HEAVY METAL

To Frank Abel Dopico 

The rock-and-rollers love the nocturnality of trains

then

the rockers run away from home

they beg for money at the station

and they go to another province

to imagine what it’s like to travel.

In the parks

the rockers are blue

they make love and urinate in the solitude of sidewalks

all pleasure they find in the cross-eyed hands of Jimmy Page.

They have a calling to be cops, the rockers

they raise the decibels

exorcism by percussion

it’s the train and it’s Led Zeppelin

there is a monastic silence in the rockers

they tear their hair and they huddle to weep in the corner of the car.
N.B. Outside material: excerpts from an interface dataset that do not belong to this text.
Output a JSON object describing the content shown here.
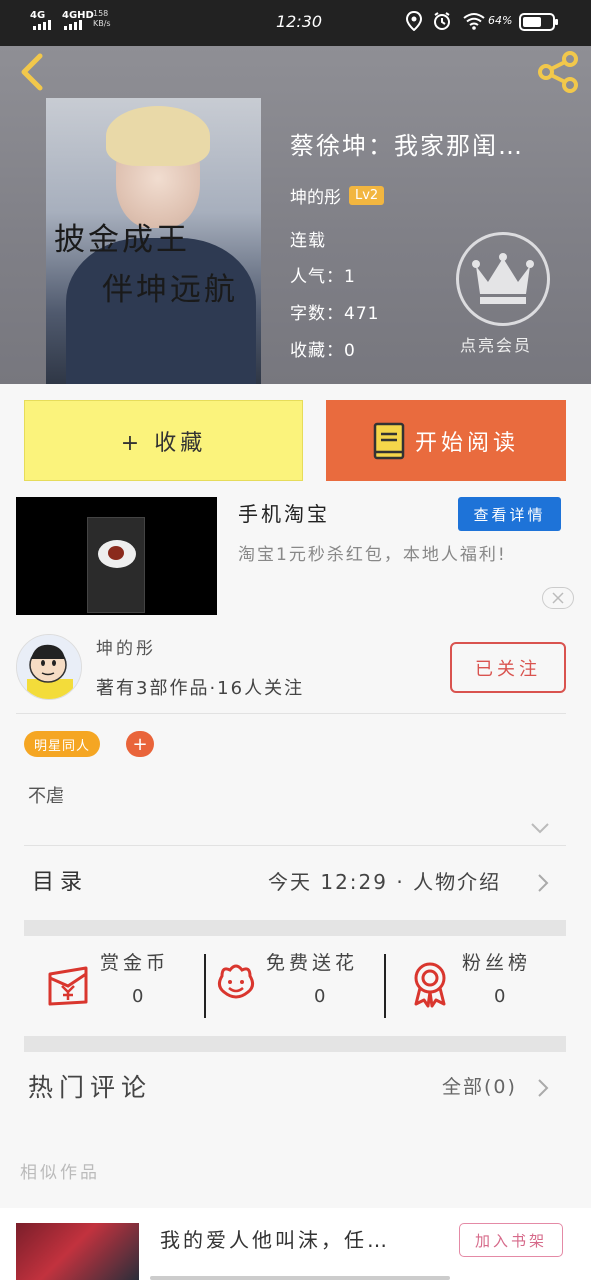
{
  "status_bar": {
    "signal1": "4G",
    "signal2": "4GHD",
    "speed_value": "158",
    "speed_unit": "KB/s",
    "time": "12:30",
    "battery_text": "64%",
    "battery_level": 0.64
  },
  "header": {
    "back_icon": "chevron-left-icon",
    "share_icon": "share-icon",
    "book_title": "蔡徐坤：我家那闺…",
    "cover_line1": "披金成王",
    "cover_line2": "伴坤远航",
    "author": "坤的彤",
    "level": "Lv2",
    "status": "连载",
    "popularity": "人气：1",
    "word_count": "字数：471",
    "collections": "收藏：0",
    "vip_label": "点亮会员",
    "vip_icon": "crown-icon"
  },
  "actions": {
    "collect_label": "+ 收藏",
    "read_label": "开始阅读",
    "read_icon": "book-icon"
  },
  "ad": {
    "title": "手机淘宝",
    "detail_label": "查看详情",
    "description": "淘宝1元秒杀红包，本地人福利!",
    "close_icon": "close-icon"
  },
  "author_section": {
    "name": "坤的彤",
    "stats": "著有3部作品·16人关注",
    "follow_label": "已关注"
  },
  "tags": {
    "tag1": "明星同人",
    "add_label": "+"
  },
  "intro": {
    "text": "不虐"
  },
  "catalog": {
    "label": "目录",
    "info": "今天  12:29 · 人物介绍"
  },
  "stats": [
    {
      "label": "赏金币",
      "value": "0",
      "icon": "reward-envelope-icon"
    },
    {
      "label": "免费送花",
      "value": "0",
      "icon": "flower-icon"
    },
    {
      "label": "粉丝榜",
      "value": "0",
      "icon": "medal-icon"
    }
  ],
  "hot_comments": {
    "label": "热门评论",
    "all_label": "全部(0)"
  },
  "similar": {
    "label": "相似作品",
    "item_title": "我的爱人他叫沫，任…",
    "add_label": "加入书架"
  },
  "colors": {
    "accent_orange": "#e96b3e",
    "collect_yellow": "#fbf37c",
    "tag_orange": "#f5a623",
    "follow_red": "#d9534f",
    "ad_blue": "#1e73d8"
  }
}
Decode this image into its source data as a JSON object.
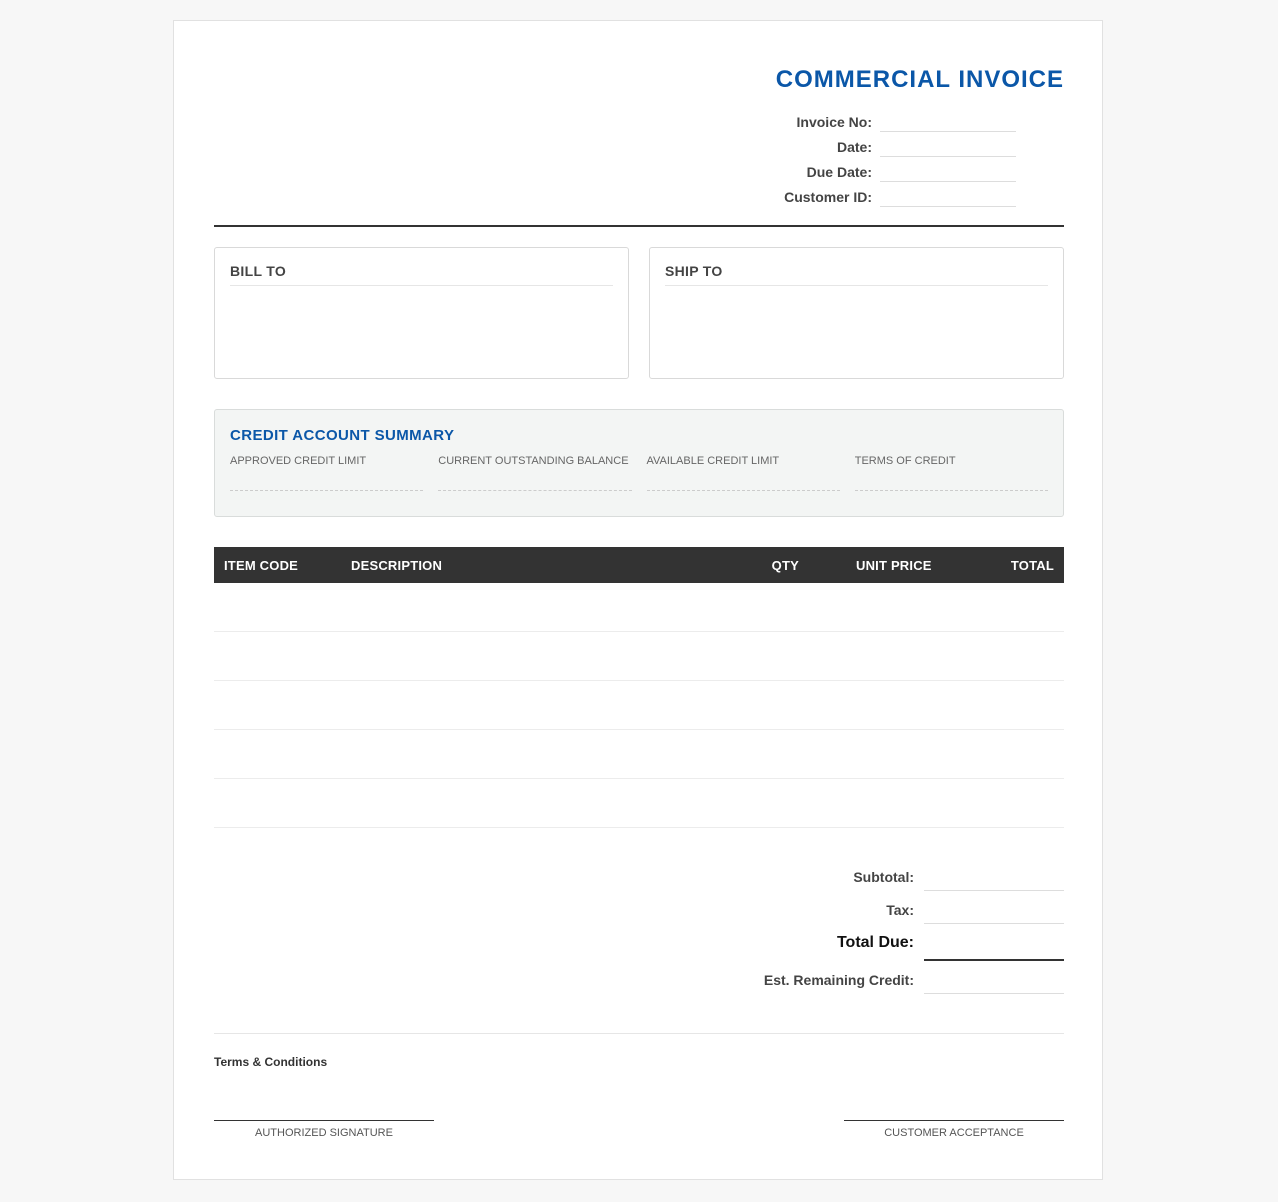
{
  "title": "COMMERCIAL INVOICE",
  "meta": [
    {
      "label": "Invoice No:",
      "value": ""
    },
    {
      "label": "Date:",
      "value": ""
    },
    {
      "label": "Due Date:",
      "value": ""
    },
    {
      "label": "Customer ID:",
      "value": ""
    }
  ],
  "bill_to": {
    "title": "BILL TO",
    "body": ""
  },
  "ship_to": {
    "title": "SHIP TO",
    "body": ""
  },
  "credit": {
    "title": "CREDIT ACCOUNT SUMMARY",
    "fields": [
      {
        "label": "APPROVED CREDIT LIMIT",
        "value": ""
      },
      {
        "label": "CURRENT OUTSTANDING BALANCE",
        "value": ""
      },
      {
        "label": "AVAILABLE CREDIT LIMIT",
        "value": ""
      },
      {
        "label": "TERMS OF CREDIT",
        "value": ""
      }
    ]
  },
  "table": {
    "headers": {
      "item_code": "ITEM CODE",
      "description": "DESCRIPTION",
      "qty": "QTY",
      "unit_price": "UNIT PRICE",
      "total": "TOTAL"
    },
    "rows": [
      {
        "item_code": "",
        "description": "",
        "qty": "",
        "unit_price": "",
        "total": ""
      },
      {
        "item_code": "",
        "description": "",
        "qty": "",
        "unit_price": "",
        "total": ""
      },
      {
        "item_code": "",
        "description": "",
        "qty": "",
        "unit_price": "",
        "total": ""
      },
      {
        "item_code": "",
        "description": "",
        "qty": "",
        "unit_price": "",
        "total": ""
      },
      {
        "item_code": "",
        "description": "",
        "qty": "",
        "unit_price": "",
        "total": ""
      }
    ]
  },
  "totals": {
    "subtotal_label": "Subtotal:",
    "subtotal": "",
    "tax_label": "Tax:",
    "tax": "",
    "total_due_label": "Total Due:",
    "total_due": "",
    "remaining_label": "Est. Remaining Credit:",
    "remaining": ""
  },
  "footer": {
    "terms": "Terms & Conditions",
    "signature_left": "AUTHORIZED SIGNATURE",
    "signature_right": "CUSTOMER ACCEPTANCE"
  },
  "colors": {
    "accent": "#0b57a8",
    "table_header_bg": "#333333",
    "credit_bg": "#f3f5f4"
  }
}
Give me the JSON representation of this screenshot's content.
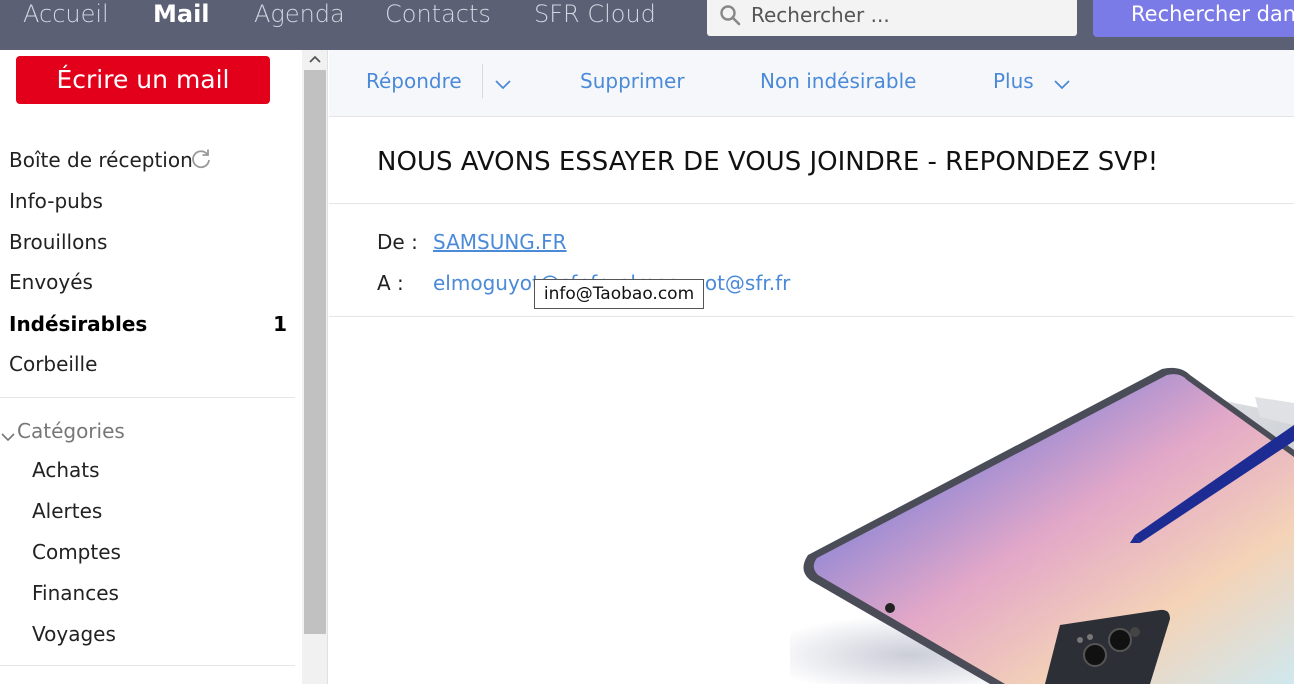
{
  "nav": {
    "items": [
      "Accueil",
      "Mail",
      "Agenda",
      "Contacts",
      "SFR Cloud"
    ],
    "active": "Mail",
    "search_placeholder": "Rechercher ...",
    "search_button": "Rechercher dans m"
  },
  "sidebar": {
    "compose": "Écrire un mail",
    "folders": [
      {
        "label": "Boîte de réception"
      },
      {
        "label": "Info-pubs"
      },
      {
        "label": "Brouillons"
      },
      {
        "label": "Envoyés"
      },
      {
        "label": "Indésirables",
        "count": "1"
      },
      {
        "label": "Corbeille"
      }
    ],
    "categories_label": "Catégories",
    "categories": [
      "Achats",
      "Alertes",
      "Comptes",
      "Finances",
      "Voyages"
    ]
  },
  "toolbar": {
    "reply": "Répondre",
    "delete": "Supprimer",
    "not_spam": "Non indésirable",
    "more": "Plus"
  },
  "message": {
    "subject": "NOUS AVONS ESSAYER DE VOUS JOINDRE - REPONDEZ SVP!",
    "from_label": "De :",
    "from": "SAMSUNG.FR",
    "to_label": "A :",
    "to": "elmoguyot@sfr.fr, elmoguyot@sfr.fr",
    "tooltip": "info@Taobao.com"
  },
  "colors": {
    "topbar": "#5b6075",
    "compose": "#e2001a",
    "link": "#4a8ad8",
    "search_button": "#7b7be8"
  }
}
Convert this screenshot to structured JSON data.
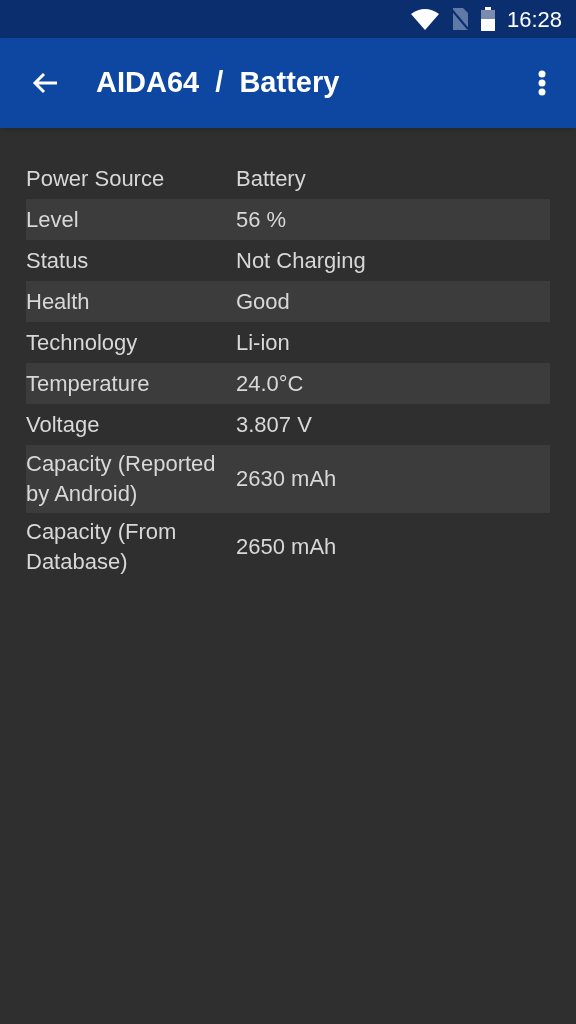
{
  "status_bar": {
    "time": "16:28"
  },
  "app_bar": {
    "title": "AIDA64  /  Battery"
  },
  "rows": [
    {
      "label": "Power Source",
      "value": "Battery"
    },
    {
      "label": "Level",
      "value": "56 %"
    },
    {
      "label": "Status",
      "value": "Not Charging"
    },
    {
      "label": "Health",
      "value": "Good"
    },
    {
      "label": "Technology",
      "value": "Li-ion"
    },
    {
      "label": "Temperature",
      "value": "24.0°C"
    },
    {
      "label": "Voltage",
      "value": "3.807 V"
    },
    {
      "label": "Capacity (Reported by Android)",
      "value": "2630 mAh"
    },
    {
      "label": "Capacity (From Database)",
      "value": "2650 mAh"
    }
  ]
}
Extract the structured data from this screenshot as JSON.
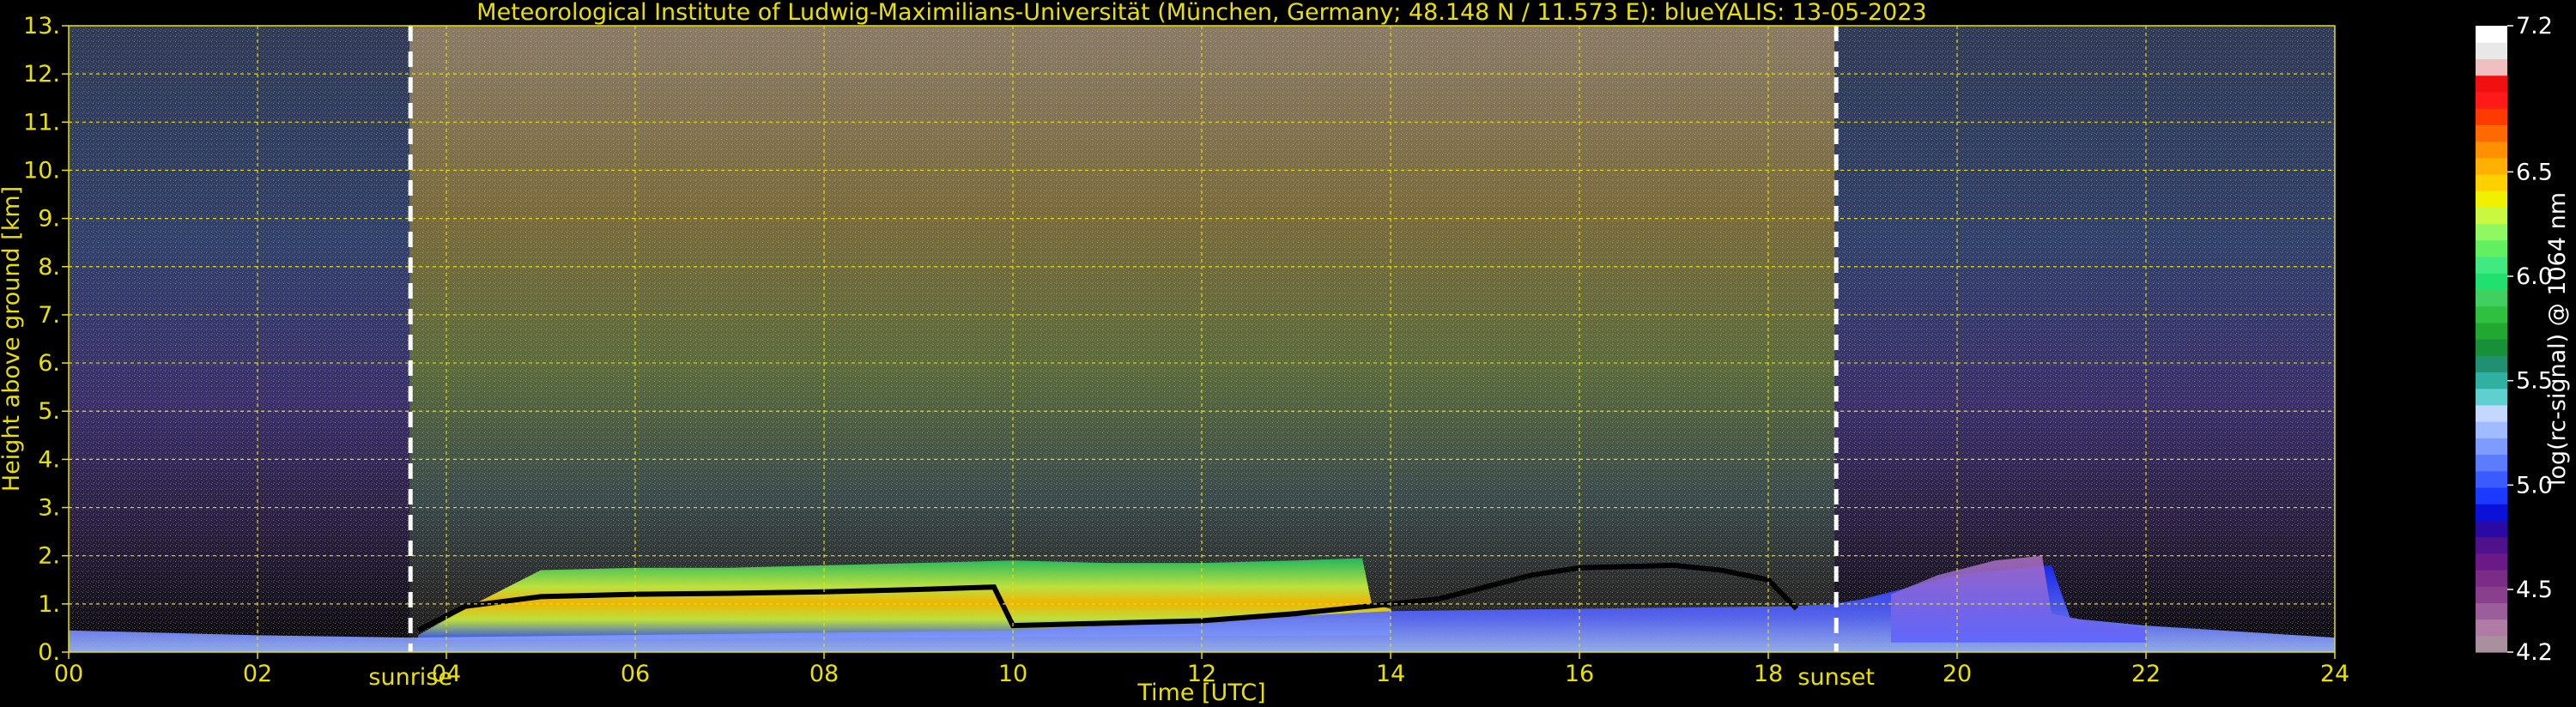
{
  "chart_data": {
    "type": "heatmap",
    "title": "Meteorological Institute of Ludwig-Maximilians-Universität (München, Germany; 48.148 N / 11.573 E):    blueYALIS: 13-05-2023",
    "xlabel": "Time [UTC]",
    "ylabel": "Height above ground [km]",
    "colorbar_label": "log(rc-signal) @ 1064 nm",
    "xlim": [
      0,
      24
    ],
    "ylim": [
      0,
      13
    ],
    "x_ticks": [
      "00",
      "02",
      "04",
      "06",
      "08",
      "10",
      "12",
      "14",
      "16",
      "18",
      "20",
      "22",
      "24"
    ],
    "y_ticks": [
      "0.",
      "1.",
      "2.",
      "3.",
      "4.",
      "5.",
      "6.",
      "7.",
      "8.",
      "9.",
      "10.",
      "11.",
      "12.",
      "13."
    ],
    "grid": true,
    "colorbar": {
      "range": [
        4.2,
        7.2
      ],
      "ticks": [
        {
          "value": 4.2,
          "label": "4.2"
        },
        {
          "value": 4.5,
          "label": "4.5"
        },
        {
          "value": 5.0,
          "label": "5.0"
        },
        {
          "value": 5.5,
          "label": "5.5"
        },
        {
          "value": 6.0,
          "label": "6.0"
        },
        {
          "value": 6.5,
          "label": "6.5"
        },
        {
          "value": 7.2,
          "label": "7.2"
        }
      ],
      "colors": [
        "#a9909f",
        "#b07ca6",
        "#9a5f9a",
        "#8a3f8c",
        "#7a2c86",
        "#6a1a86",
        "#50128c",
        "#2a0aa4",
        "#0a12d8",
        "#1a3aff",
        "#3a5cff",
        "#5c7cff",
        "#7e9cff",
        "#a0bcff",
        "#c4d8ff",
        "#5ed0d0",
        "#30b0a0",
        "#209070",
        "#189038",
        "#20a830",
        "#30c040",
        "#40d060",
        "#20e070",
        "#40ea80",
        "#60f060",
        "#90f860",
        "#c8f840",
        "#f0f000",
        "#ffd000",
        "#ffb000",
        "#ff9000",
        "#ff6a00",
        "#ff3a00",
        "#ff1a1a",
        "#f01010",
        "#f0c0c0",
        "#e8e8e8",
        "#ffffff"
      ]
    },
    "annotations": [
      {
        "label": "sunrise",
        "x": 3.62
      },
      {
        "label": "sunset",
        "x": 18.72
      }
    ]
  }
}
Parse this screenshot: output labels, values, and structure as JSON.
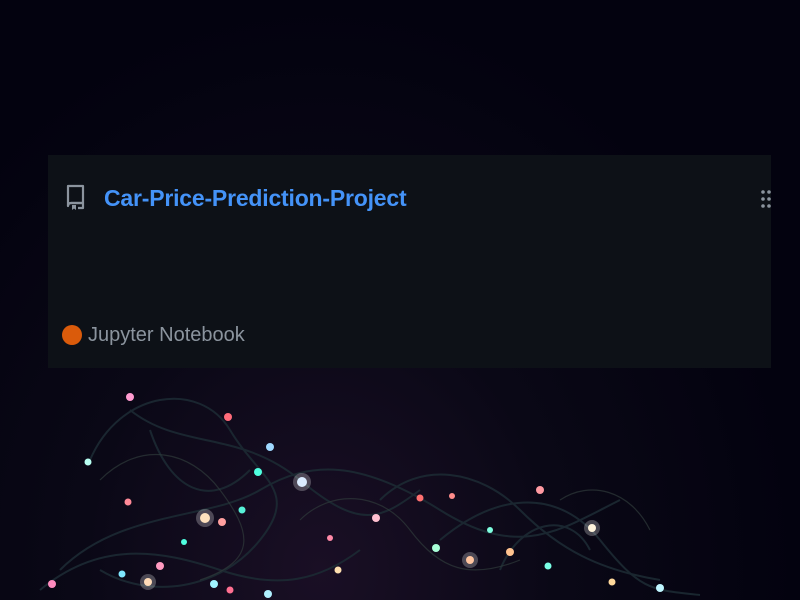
{
  "repo_card": {
    "name": "Car-Price-Prediction-Project",
    "language": {
      "name": "Jupyter Notebook",
      "color": "#DA5B0B"
    },
    "icons": {
      "repo": "repo-icon",
      "drag": "grabber-icon"
    }
  },
  "colors": {
    "card_background": "#0d1117",
    "link": "#4493f8",
    "muted_text": "#8b949e",
    "page_background": "#03020f"
  }
}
They don’t think of the following day

they clasp their hands and kiss the crucifix.

The sweet rockers

rehearse with amphetamines and other complications

to imagine how it is

to travel.

(June 19, 1990)

Translated by: Alicia Barraqué Ellison

14 July 2014

There Is None So Blind As He Who Refuses to See / Rebeca Monzo

For several days now I have not published a post, despite my desires to do so and the nagging thought that it wasn’t getting done.

It is true that the World Cup robbed part of my attention, but that was not what impeded my writing. Rather, it was all the tasks that were piling up in relation to an upcoming exhibition of my works. Preparing for this event takes a lot of effort and dedication, as does the negotiating required to obtain adequate materials.

Even so, with all due respect, I would be remiss if I didn’t comment on the recent visit of Dr. Margaret Chan, General Director of the World Health Organization, and the statements she delivered in the University of Havana’s Grand Hall, during the unsuitably named magisterial conference. Dr. Chan expressed that, thanks to the Cuban government, our people do not eat junk food. She also praised the work of our public health.

I really do not comprehend how these people, who occupy such relevant posts in the United Nations (UN), take at face value the reports provided by totalitarian regimes, without taking the trouble to check the facts through other means and compare other data.

Most of us know that these people are hosted in our country by high-level officials, and that they are taken over and over to the same places, which obviously are set up for such purposes, e.g.: a certain floor of Almejeiras Hospital, the Biotechnology department, and the La Castellana special school for differentiated teaching, among others. In addition, the visitors are customarily taken down 5th Avenue in Miramar, and they never stop at locations that aren’t set up for these political purposes.

How is it possible that the supreme body that oversees all of these organizations — the UN — has yet to take the trouble to look into these matters more deeply?

Translated By: Alicia Barraqué Ellison

15 July 2014